■ **What to produce**:
What you return should be the complete data below, word for word, with no pictures in it.

(Excerpts from an interface dataset)
========================================
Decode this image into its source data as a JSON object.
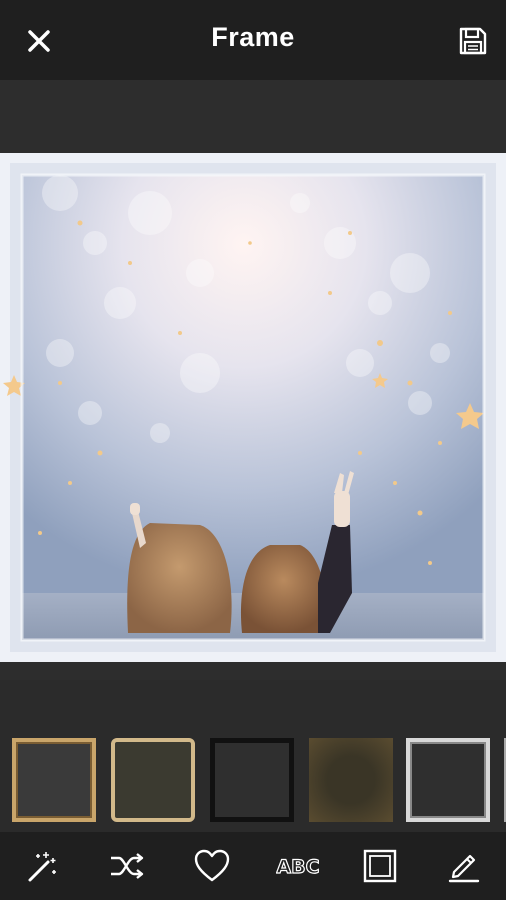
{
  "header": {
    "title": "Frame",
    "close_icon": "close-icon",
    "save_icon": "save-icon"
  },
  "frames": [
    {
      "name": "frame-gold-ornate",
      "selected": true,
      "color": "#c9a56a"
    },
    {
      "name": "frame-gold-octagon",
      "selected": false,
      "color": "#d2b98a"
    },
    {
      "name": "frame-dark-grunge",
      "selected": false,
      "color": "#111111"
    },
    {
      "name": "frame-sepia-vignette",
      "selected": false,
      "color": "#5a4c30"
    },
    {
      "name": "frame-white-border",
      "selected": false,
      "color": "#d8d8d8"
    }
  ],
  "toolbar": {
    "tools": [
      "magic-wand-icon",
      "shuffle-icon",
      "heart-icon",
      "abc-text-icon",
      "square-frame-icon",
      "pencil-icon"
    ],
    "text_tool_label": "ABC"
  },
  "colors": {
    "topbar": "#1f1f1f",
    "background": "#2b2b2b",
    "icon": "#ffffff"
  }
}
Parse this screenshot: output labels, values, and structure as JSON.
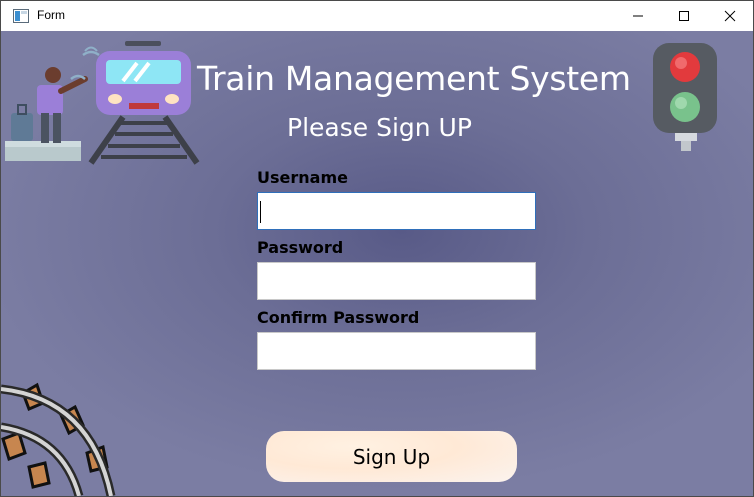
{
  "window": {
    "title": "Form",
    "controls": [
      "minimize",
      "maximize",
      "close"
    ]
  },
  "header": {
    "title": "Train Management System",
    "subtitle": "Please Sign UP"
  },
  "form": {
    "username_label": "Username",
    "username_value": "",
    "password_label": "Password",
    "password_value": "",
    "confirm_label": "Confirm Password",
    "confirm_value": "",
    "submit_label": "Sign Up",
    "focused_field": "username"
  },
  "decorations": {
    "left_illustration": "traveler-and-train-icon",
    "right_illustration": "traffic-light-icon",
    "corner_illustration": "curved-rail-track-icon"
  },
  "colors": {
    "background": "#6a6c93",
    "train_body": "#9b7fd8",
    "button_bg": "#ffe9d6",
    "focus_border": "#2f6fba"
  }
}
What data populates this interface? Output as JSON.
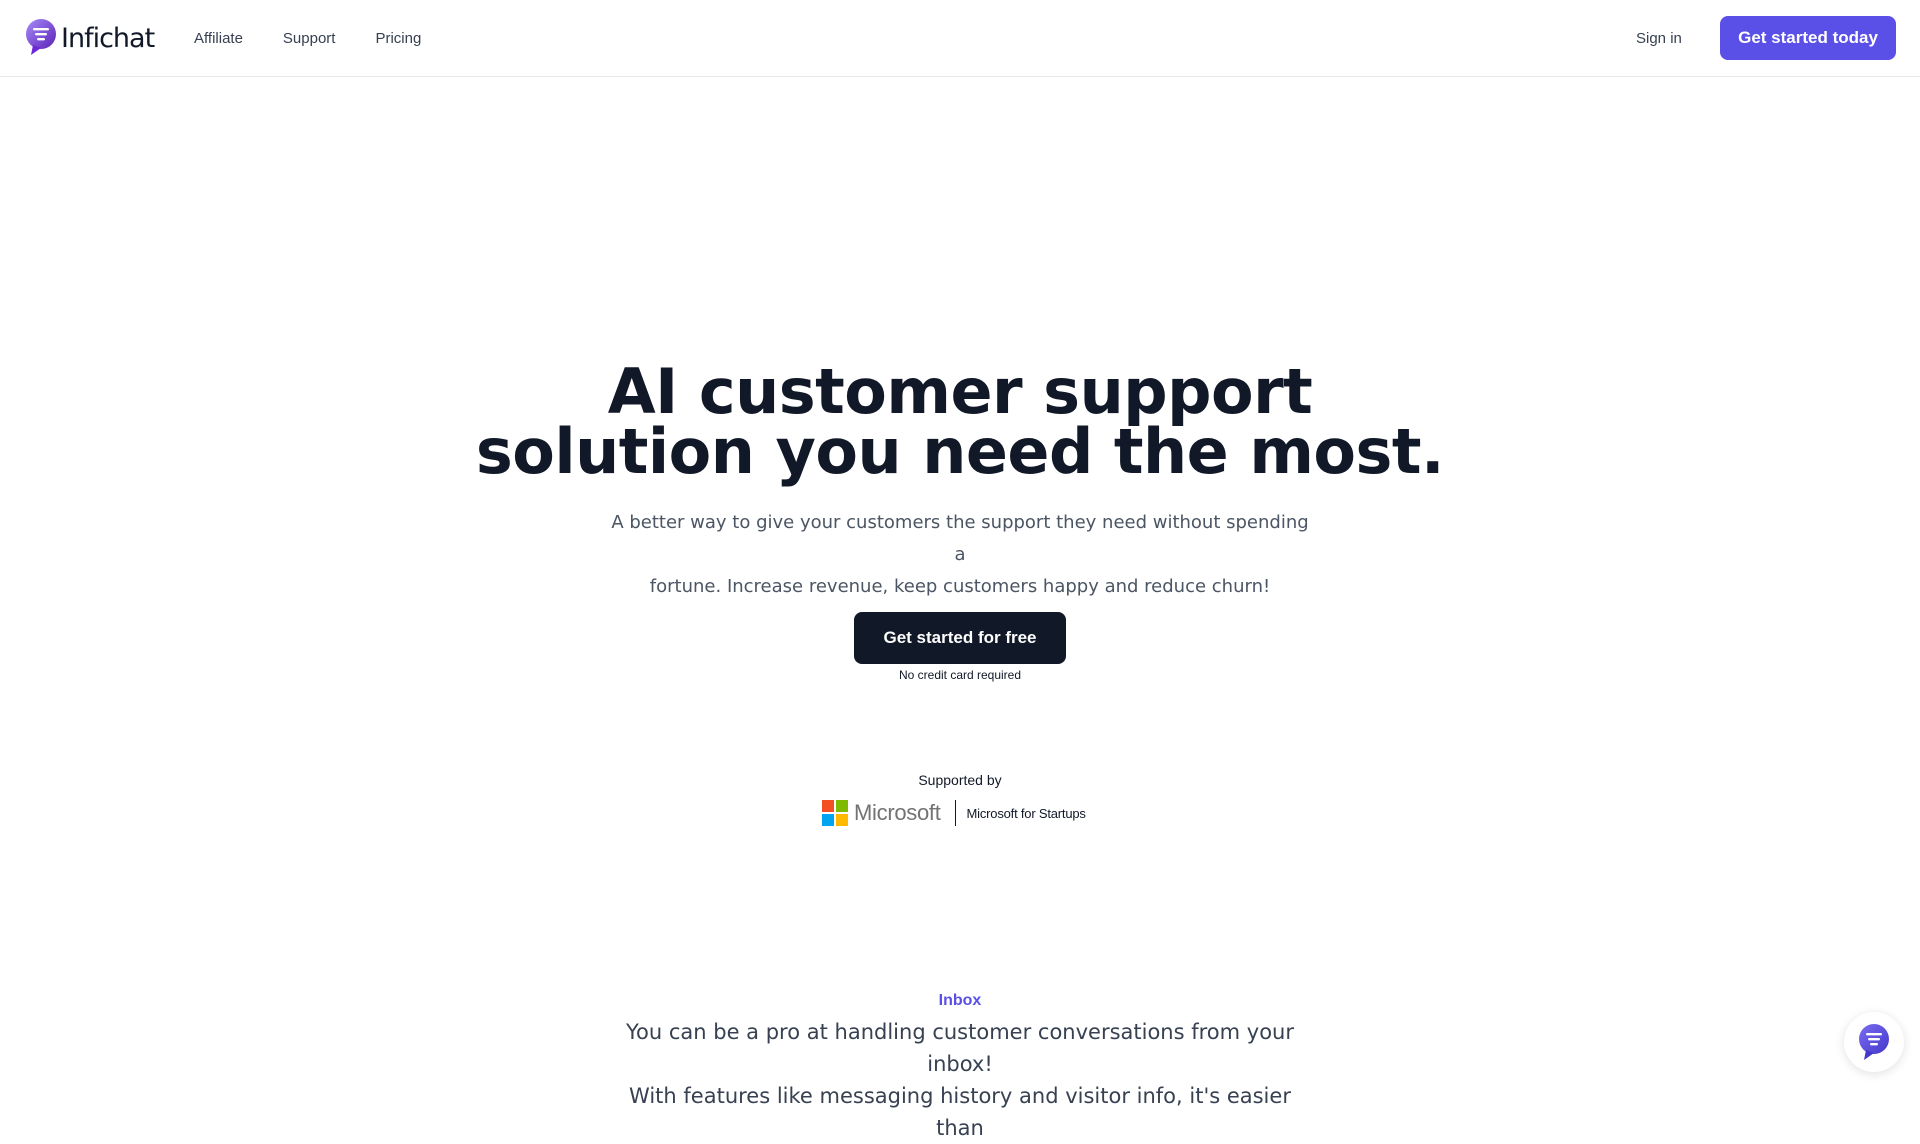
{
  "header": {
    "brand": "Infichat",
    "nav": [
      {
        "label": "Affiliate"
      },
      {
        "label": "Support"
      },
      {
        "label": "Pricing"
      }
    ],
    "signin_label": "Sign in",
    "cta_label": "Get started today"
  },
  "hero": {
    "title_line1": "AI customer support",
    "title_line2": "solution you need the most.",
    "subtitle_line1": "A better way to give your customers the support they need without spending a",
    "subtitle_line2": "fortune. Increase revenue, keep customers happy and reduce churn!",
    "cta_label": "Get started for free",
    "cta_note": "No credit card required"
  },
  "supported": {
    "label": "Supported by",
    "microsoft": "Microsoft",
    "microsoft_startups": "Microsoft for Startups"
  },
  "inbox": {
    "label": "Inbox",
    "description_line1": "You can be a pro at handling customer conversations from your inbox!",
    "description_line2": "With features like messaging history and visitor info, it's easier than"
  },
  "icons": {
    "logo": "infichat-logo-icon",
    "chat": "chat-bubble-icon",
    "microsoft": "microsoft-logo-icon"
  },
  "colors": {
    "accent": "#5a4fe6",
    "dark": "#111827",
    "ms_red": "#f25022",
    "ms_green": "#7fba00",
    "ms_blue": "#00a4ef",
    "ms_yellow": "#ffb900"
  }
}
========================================
■ **The completed task**:
Decode this image into its source data as a JSON object.
{
  "header": {
    "title": "Frame",
    "close_icon": "close-icon",
    "save_icon": "save-icon"
  },
  "frames": [
    {
      "name": "frame-gold-ornate",
      "selected": true,
      "color": "#c9a56a"
    },
    {
      "name": "frame-gold-octagon",
      "selected": false,
      "color": "#d2b98a"
    },
    {
      "name": "frame-dark-grunge",
      "selected": false,
      "color": "#111111"
    },
    {
      "name": "frame-sepia-vignette",
      "selected": false,
      "color": "#5a4c30"
    },
    {
      "name": "frame-white-border",
      "selected": false,
      "color": "#d8d8d8"
    }
  ],
  "toolbar": {
    "tools": [
      "magic-wand-icon",
      "shuffle-icon",
      "heart-icon",
      "abc-text-icon",
      "square-frame-icon",
      "pencil-icon"
    ],
    "text_tool_label": "ABC"
  },
  "colors": {
    "topbar": "#1f1f1f",
    "background": "#2b2b2b",
    "icon": "#ffffff"
  }
}
Parse this screenshot: output labels, values, and structure as JSON.
{
  "window": {
    "title": "Form",
    "controls": [
      "minimize",
      "maximize",
      "close"
    ]
  },
  "header": {
    "title": "Train Management System",
    "subtitle": "Please Sign UP"
  },
  "form": {
    "username_label": "Username",
    "username_value": "",
    "password_label": "Password",
    "password_value": "",
    "confirm_label": "Confirm Password",
    "confirm_value": "",
    "submit_label": "Sign Up",
    "focused_field": "username"
  },
  "decorations": {
    "left_illustration": "traveler-and-train-icon",
    "right_illustration": "traffic-light-icon",
    "corner_illustration": "curved-rail-track-icon"
  },
  "colors": {
    "background": "#6a6c93",
    "train_body": "#9b7fd8",
    "button_bg": "#ffe9d6",
    "focus_border": "#2f6fba"
  }
}
What data populates this interface? Output as JSON.
{
  "header": {
    "brand": "Infichat",
    "nav": [
      {
        "label": "Affiliate"
      },
      {
        "label": "Support"
      },
      {
        "label": "Pricing"
      }
    ],
    "signin_label": "Sign in",
    "cta_label": "Get started today"
  },
  "hero": {
    "title_line1": "AI customer support",
    "title_line2": "solution you need the most.",
    "subtitle_line1": "A better way to give your customers the support they need without spending a",
    "subtitle_line2": "fortune. Increase revenue, keep customers happy and reduce churn!",
    "cta_label": "Get started for free",
    "cta_note": "No credit card required"
  },
  "supported": {
    "label": "Supported by",
    "microsoft": "Microsoft",
    "microsoft_startups": "Microsoft for Startups"
  },
  "inbox": {
    "label": "Inbox",
    "description_line1": "You can be a pro at handling customer conversations from your inbox!",
    "description_line2": "With features like messaging history and visitor info, it's easier than"
  },
  "icons": {
    "logo": "infichat-logo-icon",
    "chat": "chat-bubble-icon",
    "microsoft": "microsoft-logo-icon"
  },
  "colors": {
    "accent": "#5a4fe6",
    "dark": "#111827",
    "ms_red": "#f25022",
    "ms_green": "#7fba00",
    "ms_blue": "#00a4ef",
    "ms_yellow": "#ffb900"
  }
}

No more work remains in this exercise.